Using a Internet to make decisions, in a voting counter and in life, requires something a investigate has found critically lacking in children and adults alike: digital literacy.
In a past, people devoted vital network news and veteran reporters to broach a “truth” though a Internet has no supposed judges, curators, or guides to tell us that information is value a time, and that is not. Readers contingency do this work themselves, and unfortunately many of us miss a digital education believe and skills to find, manage, doubt and confederate a immeasurable volume of information – and misinformation – found online.
This digital education predicament spans political, amicable and informal lines, and, maybe surprisingly, today’s technology-savvy girl are usually as simply hoodwinked as comparison generations. For example, notwithstanding middle-school students’ trickery with hunt tools, researchers found a professional-looking website fooled them into desiring in a existence of a fictional, and, honestly ludicrous, Pacific Northwest Tree Octopus.
Even when presented with arguable sources, we have found many people destroy to try thoroughly, or cruise critically. The fact is many people usually aren’t naturally good during regulating a Internet to learn.
People destroy to learn online for several reasons.
Research shows many people tend to accept a initial answer they find, frequency going over a headline, or a initial page of a Google search. Most people miss a expertise, motivation, or time to entirely investigate formidable topics like meridian change, a batch market, or a latest process debate.
People find out usually a information and sources that reaffirm their views. Why? Because it is mentally burdensome to have one’s deepest hold philosophy challenged. Readers frequency doubt a honesty of their favorite news website, or review opposing news sources with an open mind. In fact, people actively repudiate hurdles to their beliefs, discounting or even antagonizing kin who “like” an essay contradicting their views. For many of us, once we confirm a website is value a trust, we frequency doubt a faith, or delicately review what pundits guarantee to what they deliver.
What can we do?
Research has shown people can turn some-more digitally literate. But like many things of value, a trail is not easy.
True digital education requires a willpower to find, review and cruise incompatible views, a eagerness to change a mind, and a idea of bargain and not usually confirmation.
Schools contingency learn and maintain digital education opposite disciplines: including science, novel and civics. Parents contingency inspire their children to ask why, and uncover them how to deeply pursue both questions and answers. And we all have to take some-more shortcoming for what we learn, and what we post, online.
We all contingency some-more delicately find arguable sources and doubt a intentions – are we reading or pity information to boost a bargain or simply to countenance a possess views?
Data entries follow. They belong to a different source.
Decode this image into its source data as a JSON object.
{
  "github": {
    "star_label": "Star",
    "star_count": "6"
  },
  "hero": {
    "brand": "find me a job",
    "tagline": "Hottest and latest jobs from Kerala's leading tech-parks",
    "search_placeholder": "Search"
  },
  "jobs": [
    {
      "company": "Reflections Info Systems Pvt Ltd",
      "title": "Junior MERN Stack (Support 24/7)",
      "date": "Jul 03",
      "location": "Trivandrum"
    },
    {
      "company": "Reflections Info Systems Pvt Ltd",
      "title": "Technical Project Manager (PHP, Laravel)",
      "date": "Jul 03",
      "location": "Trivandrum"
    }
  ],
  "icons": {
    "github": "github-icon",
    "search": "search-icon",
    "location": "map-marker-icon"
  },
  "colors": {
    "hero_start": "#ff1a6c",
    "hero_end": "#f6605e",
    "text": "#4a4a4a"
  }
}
Perhaps many challenging, we all contingency learn to conflict a temptations of an online universe that is designed to tell us what we wish to hear, rather than what we need to know.
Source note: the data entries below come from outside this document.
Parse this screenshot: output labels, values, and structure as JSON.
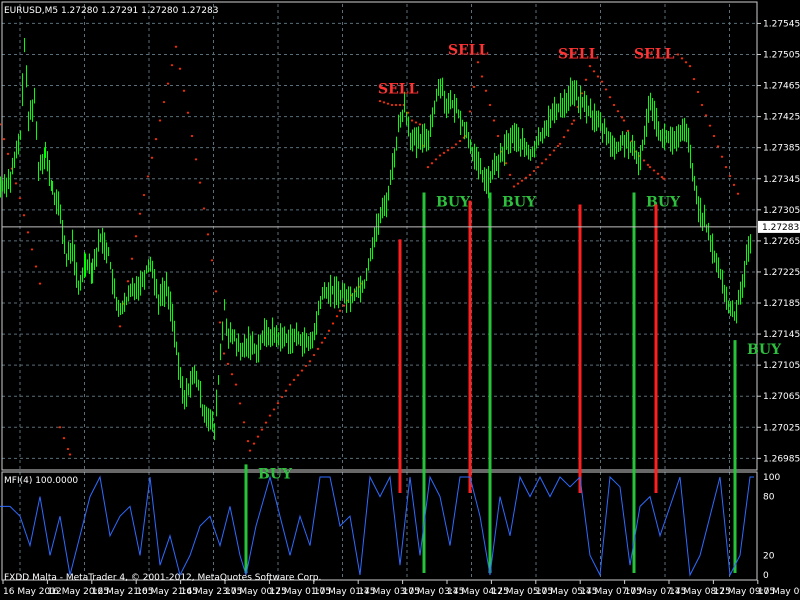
{
  "header": {
    "symbol_line": "EURUSD,M5  1.27280 1.27291 1.27280 1.27283"
  },
  "indicator": {
    "label": "MFI(4) 100.0000",
    "levels": [
      "100",
      "80",
      "20",
      "0"
    ]
  },
  "footer": {
    "copyright": "FXDD Malta - MetaTrader 4, © 2001-2012, MetaQuotes Software Corp."
  },
  "colors": {
    "background": "#000000",
    "grid": "#5a6e79",
    "candles": "#00ff00",
    "dots": "#ff2a00",
    "buy_text": "#2fbf3f",
    "sell_text": "#ff3333",
    "mfi_line": "#2d6bff"
  },
  "chart_data": {
    "type": "line",
    "symbol": "EURUSD",
    "timeframe": "M5",
    "price_ticks": [
      "1.27545",
      "1.27505",
      "1.27465",
      "1.27425",
      "1.27385",
      "1.27345",
      "1.27305",
      "1.27265",
      "1.27225",
      "1.27185",
      "1.27145",
      "1.27105",
      "1.27065",
      "1.27025",
      "1.26985"
    ],
    "current_price": "1.27283",
    "ylim": [
      1.2697,
      1.2757
    ],
    "time_ticks": [
      "16 May 2012",
      "16 May 20:25",
      "16 May 21:05",
      "16 May 21:45",
      "16 May 23:05",
      "17 May 00:25",
      "17 May 01:05",
      "17 May 01:45",
      "17 May 03:05",
      "17 May 03:45",
      "17 May 04:25",
      "17 May 05:05",
      "17 May 05:45",
      "17 May 07:05",
      "17 May 07:45",
      "17 May 08:25",
      "17 May 09:05",
      "17 May 09:45"
    ],
    "price_series": [
      [
        0,
        1.27335
      ],
      [
        10,
        1.27345
      ],
      [
        20,
        1.274
      ],
      [
        24,
        1.2752
      ],
      [
        28,
        1.2742
      ],
      [
        34,
        1.2745
      ],
      [
        38,
        1.2736
      ],
      [
        45,
        1.2738
      ],
      [
        52,
        1.2733
      ],
      [
        60,
        1.273
      ],
      [
        66,
        1.2724
      ],
      [
        72,
        1.2726
      ],
      [
        78,
        1.272
      ],
      [
        85,
        1.2724
      ],
      [
        92,
        1.2723
      ],
      [
        100,
        1.2727
      ],
      [
        108,
        1.2725
      ],
      [
        116,
        1.2718
      ],
      [
        124,
        1.2718
      ],
      [
        132,
        1.27205
      ],
      [
        140,
        1.2721
      ],
      [
        150,
        1.2724
      ],
      [
        158,
        1.2719
      ],
      [
        166,
        1.27205
      ],
      [
        172,
        1.2717
      ],
      [
        178,
        1.271
      ],
      [
        184,
        1.2706
      ],
      [
        190,
        1.27085
      ],
      [
        196,
        1.2709
      ],
      [
        202,
        1.2705
      ],
      [
        208,
        1.2704
      ],
      [
        214,
        1.2702
      ],
      [
        220,
        1.2712
      ],
      [
        224,
        1.2718
      ],
      [
        228,
        1.2714
      ],
      [
        234,
        1.2714
      ],
      [
        240,
        1.2712
      ],
      [
        248,
        1.27135
      ],
      [
        256,
        1.27125
      ],
      [
        264,
        1.27145
      ],
      [
        272,
        1.27145
      ],
      [
        280,
        1.2714
      ],
      [
        290,
        1.2714
      ],
      [
        300,
        1.2714
      ],
      [
        308,
        1.2713
      ],
      [
        314,
        1.27145
      ],
      [
        320,
        1.2719
      ],
      [
        326,
        1.272
      ],
      [
        336,
        1.272
      ],
      [
        344,
        1.27195
      ],
      [
        350,
        1.2719
      ],
      [
        358,
        1.27205
      ],
      [
        364,
        1.2721
      ],
      [
        370,
        1.2725
      ],
      [
        378,
        1.2729
      ],
      [
        386,
        1.27315
      ],
      [
        392,
        1.2736
      ],
      [
        398,
        1.2741
      ],
      [
        404,
        1.2744
      ],
      [
        410,
        1.274
      ],
      [
        416,
        1.2739
      ],
      [
        422,
        1.27395
      ],
      [
        428,
        1.274
      ],
      [
        434,
        1.2744
      ],
      [
        440,
        1.2747
      ],
      [
        446,
        1.2744
      ],
      [
        452,
        1.2744
      ],
      [
        458,
        1.2743
      ],
      [
        464,
        1.2741
      ],
      [
        470,
        1.2739
      ],
      [
        476,
        1.27365
      ],
      [
        482,
        1.2735
      ],
      [
        488,
        1.2734
      ],
      [
        494,
        1.2736
      ],
      [
        500,
        1.2737
      ],
      [
        506,
        1.2739
      ],
      [
        512,
        1.274
      ],
      [
        518,
        1.27395
      ],
      [
        524,
        1.27385
      ],
      [
        530,
        1.27375
      ],
      [
        536,
        1.2739
      ],
      [
        542,
        1.27405
      ],
      [
        548,
        1.2742
      ],
      [
        554,
        1.2743
      ],
      [
        560,
        1.2744
      ],
      [
        566,
        1.27445
      ],
      [
        572,
        1.2746
      ],
      [
        578,
        1.27445
      ],
      [
        584,
        1.2744
      ],
      [
        590,
        1.2743
      ],
      [
        596,
        1.2742
      ],
      [
        602,
        1.2741
      ],
      [
        608,
        1.274
      ],
      [
        614,
        1.2738
      ],
      [
        620,
        1.2739
      ],
      [
        626,
        1.27395
      ],
      [
        632,
        1.2738
      ],
      [
        638,
        1.27365
      ],
      [
        644,
        1.274
      ],
      [
        650,
        1.2745
      ],
      [
        656,
        1.2742
      ],
      [
        662,
        1.27395
      ],
      [
        668,
        1.274
      ],
      [
        674,
        1.2739
      ],
      [
        680,
        1.274
      ],
      [
        686,
        1.2741
      ],
      [
        692,
        1.2735
      ],
      [
        698,
        1.2731
      ],
      [
        704,
        1.2729
      ],
      [
        710,
        1.2726
      ],
      [
        716,
        1.2724
      ],
      [
        722,
        1.2721
      ],
      [
        728,
        1.2718
      ],
      [
        734,
        1.2717
      ],
      [
        740,
        1.272
      ],
      [
        746,
        1.2724
      ],
      [
        752,
        1.27283
      ]
    ],
    "dots_series": [
      [
        0,
        1.27415
      ],
      [
        20,
        1.2732
      ],
      [
        40,
        1.2721
      ],
      [
        60,
        1.27025
      ],
      [
        70,
        1.2699
      ],
      [
        120,
        1.27155
      ],
      [
        140,
        1.273
      ],
      [
        160,
        1.2742
      ],
      [
        176,
        1.27515
      ],
      [
        188,
        1.2743
      ],
      [
        200,
        1.2734
      ],
      [
        212,
        1.2724
      ],
      [
        224,
        1.2712
      ],
      [
        236,
        1.2708
      ],
      [
        250,
        1.26995
      ],
      [
        270,
        1.2704
      ],
      [
        290,
        1.2708
      ],
      [
        310,
        1.2711
      ],
      [
        325,
        1.2714
      ],
      [
        340,
        1.27175
      ],
      [
        355,
        1.272
      ],
      [
        362,
        1.2721
      ],
      [
        380,
        1.27445
      ],
      [
        392,
        1.2744
      ],
      [
        404,
        1.2744
      ],
      [
        412,
        1.2742
      ],
      [
        420,
        1.27415
      ],
      [
        428,
        1.2736
      ],
      [
        440,
        1.27375
      ],
      [
        452,
        1.27385
      ],
      [
        466,
        1.274
      ],
      [
        478,
        1.27495
      ],
      [
        490,
        1.2744
      ],
      [
        502,
        1.2738
      ],
      [
        514,
        1.27335
      ],
      [
        530,
        1.2735
      ],
      [
        546,
        1.2737
      ],
      [
        560,
        1.2739
      ],
      [
        574,
        1.2742
      ],
      [
        590,
        1.2749
      ],
      [
        602,
        1.2747
      ],
      [
        614,
        1.2744
      ],
      [
        624,
        1.2742
      ],
      [
        636,
        1.2738
      ],
      [
        650,
        1.2736
      ],
      [
        664,
        1.27345
      ],
      [
        678,
        1.27505
      ],
      [
        690,
        1.2749
      ],
      [
        702,
        1.2744
      ],
      [
        714,
        1.274
      ],
      [
        726,
        1.2736
      ],
      [
        740,
        1.2732
      ]
    ],
    "signals": [
      {
        "type": "BUY",
        "x": 246,
        "y": 1.26985
      },
      {
        "type": "SELL",
        "x": 400,
        "y": 1.2746
      },
      {
        "type": "BUY",
        "x": 424,
        "y": 1.27335
      },
      {
        "type": "SELL",
        "x": 470,
        "y": 1.2751
      },
      {
        "type": "BUY",
        "x": 490,
        "y": 1.27335
      },
      {
        "type": "SELL",
        "x": 580,
        "y": 1.27505
      },
      {
        "type": "BUY",
        "x": 634,
        "y": 1.27335
      },
      {
        "type": "SELL",
        "x": 656,
        "y": 1.27505
      },
      {
        "type": "BUY",
        "x": 735,
        "y": 1.27145
      }
    ],
    "mfi_series": [
      [
        0,
        70
      ],
      [
        10,
        70
      ],
      [
        20,
        60
      ],
      [
        30,
        30
      ],
      [
        40,
        80
      ],
      [
        50,
        20
      ],
      [
        60,
        60
      ],
      [
        70,
        0
      ],
      [
        80,
        40
      ],
      [
        90,
        80
      ],
      [
        100,
        100
      ],
      [
        110,
        40
      ],
      [
        120,
        60
      ],
      [
        130,
        70
      ],
      [
        140,
        20
      ],
      [
        150,
        100
      ],
      [
        160,
        10
      ],
      [
        170,
        40
      ],
      [
        180,
        0
      ],
      [
        190,
        20
      ],
      [
        200,
        50
      ],
      [
        210,
        60
      ],
      [
        220,
        30
      ],
      [
        230,
        70
      ],
      [
        240,
        20
      ],
      [
        246,
        0
      ],
      [
        256,
        50
      ],
      [
        270,
        100
      ],
      [
        280,
        60
      ],
      [
        290,
        20
      ],
      [
        300,
        60
      ],
      [
        310,
        30
      ],
      [
        320,
        100
      ],
      [
        330,
        100
      ],
      [
        340,
        50
      ],
      [
        350,
        60
      ],
      [
        360,
        0
      ],
      [
        370,
        100
      ],
      [
        380,
        80
      ],
      [
        390,
        100
      ],
      [
        400,
        10
      ],
      [
        410,
        100
      ],
      [
        420,
        20
      ],
      [
        430,
        100
      ],
      [
        440,
        80
      ],
      [
        450,
        30
      ],
      [
        460,
        100
      ],
      [
        470,
        100
      ],
      [
        480,
        60
      ],
      [
        490,
        0
      ],
      [
        500,
        80
      ],
      [
        510,
        40
      ],
      [
        520,
        100
      ],
      [
        530,
        80
      ],
      [
        540,
        100
      ],
      [
        550,
        80
      ],
      [
        560,
        100
      ],
      [
        570,
        90
      ],
      [
        580,
        100
      ],
      [
        590,
        20
      ],
      [
        600,
        0
      ],
      [
        610,
        100
      ],
      [
        620,
        90
      ],
      [
        630,
        10
      ],
      [
        640,
        70
      ],
      [
        650,
        80
      ],
      [
        660,
        40
      ],
      [
        670,
        70
      ],
      [
        680,
        100
      ],
      [
        690,
        0
      ],
      [
        700,
        20
      ],
      [
        710,
        60
      ],
      [
        720,
        100
      ],
      [
        730,
        0
      ],
      [
        740,
        20
      ],
      [
        750,
        100
      ],
      [
        754,
        100
      ]
    ]
  }
}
Jeffrey A. Greene is an Associate Professor and Victor M. Deekens is a doctoral tyro in a Learning Sciences and Psychological Studies Program in a School of Education during a University of North Carolina during Chapel Hill.